It’s flattering to hear people remember,
sharing eulogies for my former self. She
will be greatly missed. So much she had
left to accomplish. Full of heart and drive.

Nine years later and being useless
has become second nature.
It’s what I do best, really. Disappointing
others who see the potential smothered
By a cancerous pain that dropped in
for a surprise visit and decided to stay.
If only this, if only that. If only.
Then I’d really be something.
    Somebody great.

And of course it’s not my fault she’s gone.
I should never feel guilty.
But survivor’s guilt can be paralyzing
When the victim was another side of you.

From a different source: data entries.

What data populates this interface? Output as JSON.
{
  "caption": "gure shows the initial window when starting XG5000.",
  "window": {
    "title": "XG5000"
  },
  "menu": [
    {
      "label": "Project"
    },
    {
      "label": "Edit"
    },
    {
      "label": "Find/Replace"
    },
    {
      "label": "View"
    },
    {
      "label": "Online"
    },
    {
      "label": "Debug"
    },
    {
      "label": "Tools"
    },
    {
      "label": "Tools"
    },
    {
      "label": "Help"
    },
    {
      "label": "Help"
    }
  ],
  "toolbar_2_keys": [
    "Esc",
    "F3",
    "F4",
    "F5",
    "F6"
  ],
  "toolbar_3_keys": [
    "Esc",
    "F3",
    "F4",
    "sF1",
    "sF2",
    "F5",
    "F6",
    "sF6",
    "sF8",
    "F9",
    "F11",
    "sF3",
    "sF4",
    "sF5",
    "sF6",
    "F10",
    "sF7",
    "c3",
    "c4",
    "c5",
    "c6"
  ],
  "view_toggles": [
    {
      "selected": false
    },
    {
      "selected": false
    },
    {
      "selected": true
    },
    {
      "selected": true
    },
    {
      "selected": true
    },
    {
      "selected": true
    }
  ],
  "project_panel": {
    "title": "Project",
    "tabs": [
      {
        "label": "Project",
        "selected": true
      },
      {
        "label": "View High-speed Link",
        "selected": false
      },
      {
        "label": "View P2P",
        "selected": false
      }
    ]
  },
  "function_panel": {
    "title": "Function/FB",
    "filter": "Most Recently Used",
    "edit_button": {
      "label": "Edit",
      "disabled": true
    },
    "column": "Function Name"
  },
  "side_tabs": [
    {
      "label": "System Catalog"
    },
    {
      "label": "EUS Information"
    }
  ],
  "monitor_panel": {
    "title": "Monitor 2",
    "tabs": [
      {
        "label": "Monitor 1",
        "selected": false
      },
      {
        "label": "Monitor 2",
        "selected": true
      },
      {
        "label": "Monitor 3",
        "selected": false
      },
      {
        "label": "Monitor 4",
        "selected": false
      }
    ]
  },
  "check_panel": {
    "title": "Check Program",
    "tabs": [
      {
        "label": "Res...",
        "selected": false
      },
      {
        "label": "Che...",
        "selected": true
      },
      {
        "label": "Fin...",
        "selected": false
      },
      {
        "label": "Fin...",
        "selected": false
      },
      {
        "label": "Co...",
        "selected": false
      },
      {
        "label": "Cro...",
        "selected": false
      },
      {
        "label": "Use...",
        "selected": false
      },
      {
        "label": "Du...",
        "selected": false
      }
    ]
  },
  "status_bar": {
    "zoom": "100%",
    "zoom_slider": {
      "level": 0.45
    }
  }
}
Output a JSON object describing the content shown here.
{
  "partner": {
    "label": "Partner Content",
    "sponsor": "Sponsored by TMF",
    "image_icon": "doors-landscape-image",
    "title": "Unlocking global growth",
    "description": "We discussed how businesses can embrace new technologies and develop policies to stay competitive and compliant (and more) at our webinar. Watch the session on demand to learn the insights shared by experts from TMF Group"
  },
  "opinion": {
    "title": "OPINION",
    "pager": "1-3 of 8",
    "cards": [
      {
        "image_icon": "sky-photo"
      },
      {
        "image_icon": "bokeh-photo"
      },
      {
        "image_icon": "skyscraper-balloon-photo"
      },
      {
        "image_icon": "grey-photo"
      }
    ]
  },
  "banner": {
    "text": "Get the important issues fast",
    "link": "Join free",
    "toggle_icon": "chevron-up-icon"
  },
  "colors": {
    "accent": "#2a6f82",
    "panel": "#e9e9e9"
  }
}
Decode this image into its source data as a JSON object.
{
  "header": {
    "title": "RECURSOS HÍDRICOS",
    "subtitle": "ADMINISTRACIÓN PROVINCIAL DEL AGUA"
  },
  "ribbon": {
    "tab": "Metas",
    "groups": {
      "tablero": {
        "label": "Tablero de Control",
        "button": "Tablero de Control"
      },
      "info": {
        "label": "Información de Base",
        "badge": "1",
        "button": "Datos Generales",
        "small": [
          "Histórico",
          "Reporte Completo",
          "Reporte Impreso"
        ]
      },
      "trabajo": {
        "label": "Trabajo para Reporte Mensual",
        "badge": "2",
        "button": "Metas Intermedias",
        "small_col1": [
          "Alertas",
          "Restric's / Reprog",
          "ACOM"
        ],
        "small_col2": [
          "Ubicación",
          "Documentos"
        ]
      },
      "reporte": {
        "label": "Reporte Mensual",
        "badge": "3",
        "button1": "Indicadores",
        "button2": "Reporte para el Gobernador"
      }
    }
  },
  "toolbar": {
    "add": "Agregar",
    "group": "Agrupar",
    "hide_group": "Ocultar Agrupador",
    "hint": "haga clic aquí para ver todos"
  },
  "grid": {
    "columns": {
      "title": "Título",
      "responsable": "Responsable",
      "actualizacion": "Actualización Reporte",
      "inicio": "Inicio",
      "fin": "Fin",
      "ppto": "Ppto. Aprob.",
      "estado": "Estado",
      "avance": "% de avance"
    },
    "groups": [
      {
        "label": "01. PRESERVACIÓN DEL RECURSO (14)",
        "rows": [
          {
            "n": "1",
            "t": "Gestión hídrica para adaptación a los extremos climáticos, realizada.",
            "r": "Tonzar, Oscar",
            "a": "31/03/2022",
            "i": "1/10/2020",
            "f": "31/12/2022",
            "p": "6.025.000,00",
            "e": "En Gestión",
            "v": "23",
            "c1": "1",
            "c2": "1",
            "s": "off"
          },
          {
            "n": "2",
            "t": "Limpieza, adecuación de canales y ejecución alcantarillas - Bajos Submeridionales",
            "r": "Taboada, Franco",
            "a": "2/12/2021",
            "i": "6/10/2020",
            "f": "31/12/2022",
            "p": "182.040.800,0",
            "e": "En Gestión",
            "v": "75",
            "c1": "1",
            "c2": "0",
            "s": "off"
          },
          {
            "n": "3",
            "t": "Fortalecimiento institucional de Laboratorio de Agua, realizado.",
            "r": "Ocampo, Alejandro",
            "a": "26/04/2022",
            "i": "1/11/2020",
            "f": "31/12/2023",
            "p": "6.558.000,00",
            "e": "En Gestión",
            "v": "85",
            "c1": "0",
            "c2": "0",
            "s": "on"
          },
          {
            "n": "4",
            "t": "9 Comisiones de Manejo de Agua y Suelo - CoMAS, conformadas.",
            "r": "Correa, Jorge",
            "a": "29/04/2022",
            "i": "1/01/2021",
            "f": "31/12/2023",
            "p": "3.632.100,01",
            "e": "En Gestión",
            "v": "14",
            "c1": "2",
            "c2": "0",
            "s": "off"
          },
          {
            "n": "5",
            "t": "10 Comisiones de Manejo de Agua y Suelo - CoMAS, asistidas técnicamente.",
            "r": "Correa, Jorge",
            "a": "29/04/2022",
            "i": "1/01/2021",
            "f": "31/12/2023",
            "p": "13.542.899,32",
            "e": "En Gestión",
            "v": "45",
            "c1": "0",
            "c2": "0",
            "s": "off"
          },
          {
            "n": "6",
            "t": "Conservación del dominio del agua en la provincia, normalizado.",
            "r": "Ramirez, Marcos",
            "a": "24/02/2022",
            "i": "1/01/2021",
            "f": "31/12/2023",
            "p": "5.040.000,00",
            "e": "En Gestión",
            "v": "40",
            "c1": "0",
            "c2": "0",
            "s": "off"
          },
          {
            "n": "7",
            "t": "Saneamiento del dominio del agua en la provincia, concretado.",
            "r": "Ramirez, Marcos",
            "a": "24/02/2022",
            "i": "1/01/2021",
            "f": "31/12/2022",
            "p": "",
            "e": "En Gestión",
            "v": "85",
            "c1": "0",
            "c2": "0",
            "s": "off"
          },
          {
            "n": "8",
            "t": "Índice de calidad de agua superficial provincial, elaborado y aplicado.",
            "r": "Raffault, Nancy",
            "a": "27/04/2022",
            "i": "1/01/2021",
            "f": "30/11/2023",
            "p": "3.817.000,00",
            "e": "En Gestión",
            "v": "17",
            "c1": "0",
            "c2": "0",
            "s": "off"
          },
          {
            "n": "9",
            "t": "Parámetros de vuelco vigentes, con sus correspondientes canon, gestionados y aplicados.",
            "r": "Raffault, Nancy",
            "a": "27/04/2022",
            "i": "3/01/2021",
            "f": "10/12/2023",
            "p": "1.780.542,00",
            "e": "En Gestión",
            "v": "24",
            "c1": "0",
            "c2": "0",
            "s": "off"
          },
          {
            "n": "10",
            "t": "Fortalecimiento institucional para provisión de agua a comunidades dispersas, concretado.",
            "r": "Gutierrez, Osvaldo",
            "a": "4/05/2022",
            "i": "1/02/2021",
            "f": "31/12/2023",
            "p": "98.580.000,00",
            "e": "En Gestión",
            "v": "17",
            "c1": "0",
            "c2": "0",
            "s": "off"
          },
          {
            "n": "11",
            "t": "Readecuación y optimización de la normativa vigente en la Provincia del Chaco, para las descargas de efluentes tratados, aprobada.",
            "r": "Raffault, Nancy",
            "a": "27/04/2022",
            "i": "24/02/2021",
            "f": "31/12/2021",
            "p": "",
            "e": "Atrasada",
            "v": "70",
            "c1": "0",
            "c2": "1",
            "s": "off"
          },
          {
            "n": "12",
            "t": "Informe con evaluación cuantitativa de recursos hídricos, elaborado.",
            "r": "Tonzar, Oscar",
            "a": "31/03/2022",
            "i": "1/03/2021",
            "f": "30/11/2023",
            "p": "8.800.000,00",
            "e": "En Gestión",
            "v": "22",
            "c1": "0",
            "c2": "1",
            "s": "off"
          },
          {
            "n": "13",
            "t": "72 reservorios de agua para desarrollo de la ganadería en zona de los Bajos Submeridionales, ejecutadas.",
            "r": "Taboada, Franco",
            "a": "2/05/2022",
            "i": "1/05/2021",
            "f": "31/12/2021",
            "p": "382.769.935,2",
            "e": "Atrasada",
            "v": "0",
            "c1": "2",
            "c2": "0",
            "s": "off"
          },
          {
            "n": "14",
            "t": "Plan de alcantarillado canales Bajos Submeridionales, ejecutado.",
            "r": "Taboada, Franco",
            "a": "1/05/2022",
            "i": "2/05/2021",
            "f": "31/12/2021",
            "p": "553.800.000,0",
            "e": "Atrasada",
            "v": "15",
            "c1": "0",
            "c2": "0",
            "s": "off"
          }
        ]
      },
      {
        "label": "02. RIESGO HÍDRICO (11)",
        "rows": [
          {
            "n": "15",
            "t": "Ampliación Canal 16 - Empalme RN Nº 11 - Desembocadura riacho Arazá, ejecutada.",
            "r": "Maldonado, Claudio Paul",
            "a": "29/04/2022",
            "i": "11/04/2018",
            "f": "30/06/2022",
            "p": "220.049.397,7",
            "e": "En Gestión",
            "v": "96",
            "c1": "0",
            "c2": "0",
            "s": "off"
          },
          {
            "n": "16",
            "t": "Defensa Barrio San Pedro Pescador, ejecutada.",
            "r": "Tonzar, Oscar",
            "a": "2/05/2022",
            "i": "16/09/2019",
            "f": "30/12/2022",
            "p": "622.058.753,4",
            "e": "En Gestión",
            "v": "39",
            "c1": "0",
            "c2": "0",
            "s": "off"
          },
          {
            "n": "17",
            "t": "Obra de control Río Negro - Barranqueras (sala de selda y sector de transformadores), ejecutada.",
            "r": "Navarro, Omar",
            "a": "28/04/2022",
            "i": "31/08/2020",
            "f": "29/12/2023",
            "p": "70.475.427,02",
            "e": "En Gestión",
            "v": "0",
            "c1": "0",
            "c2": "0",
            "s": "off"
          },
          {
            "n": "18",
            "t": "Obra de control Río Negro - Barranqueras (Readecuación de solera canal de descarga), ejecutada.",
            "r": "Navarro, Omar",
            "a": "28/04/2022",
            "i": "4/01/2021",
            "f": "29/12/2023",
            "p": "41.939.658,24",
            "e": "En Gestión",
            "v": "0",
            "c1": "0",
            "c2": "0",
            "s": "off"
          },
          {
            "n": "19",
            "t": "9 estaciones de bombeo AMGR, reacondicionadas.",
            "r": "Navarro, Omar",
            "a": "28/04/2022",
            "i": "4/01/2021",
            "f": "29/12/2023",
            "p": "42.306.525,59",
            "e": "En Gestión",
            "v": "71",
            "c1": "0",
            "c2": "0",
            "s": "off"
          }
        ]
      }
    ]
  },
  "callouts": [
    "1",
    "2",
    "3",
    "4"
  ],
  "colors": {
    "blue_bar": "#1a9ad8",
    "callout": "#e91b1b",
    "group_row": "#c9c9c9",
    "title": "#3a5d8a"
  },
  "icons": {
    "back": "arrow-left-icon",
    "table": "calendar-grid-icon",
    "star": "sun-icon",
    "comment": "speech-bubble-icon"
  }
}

So as flattering as it is to know how much
I am missed, it is crushing to know what’s left
        Isn’t good enough.


Tangled sitting here, alone,
But tangled nonetheless,
In the chaos of you, of me,
Of what I’m supposed to be
Without you. Or am I
Supposed to be anything
Without you?

It’s an intertwining of spirit and soul,
Of lust and longing,
Something so physical it suggests
Something far beyond physicality.
Or emotion. Or spirituality.
A combination of what I need to be me
And what I want to be us.

Sitting here, a chair and me,
In the darkness, wrapped in everything
As potential feeds on possibilities
And possibilities drown out doubt.
Finding a way out by giving in
To the tangled web.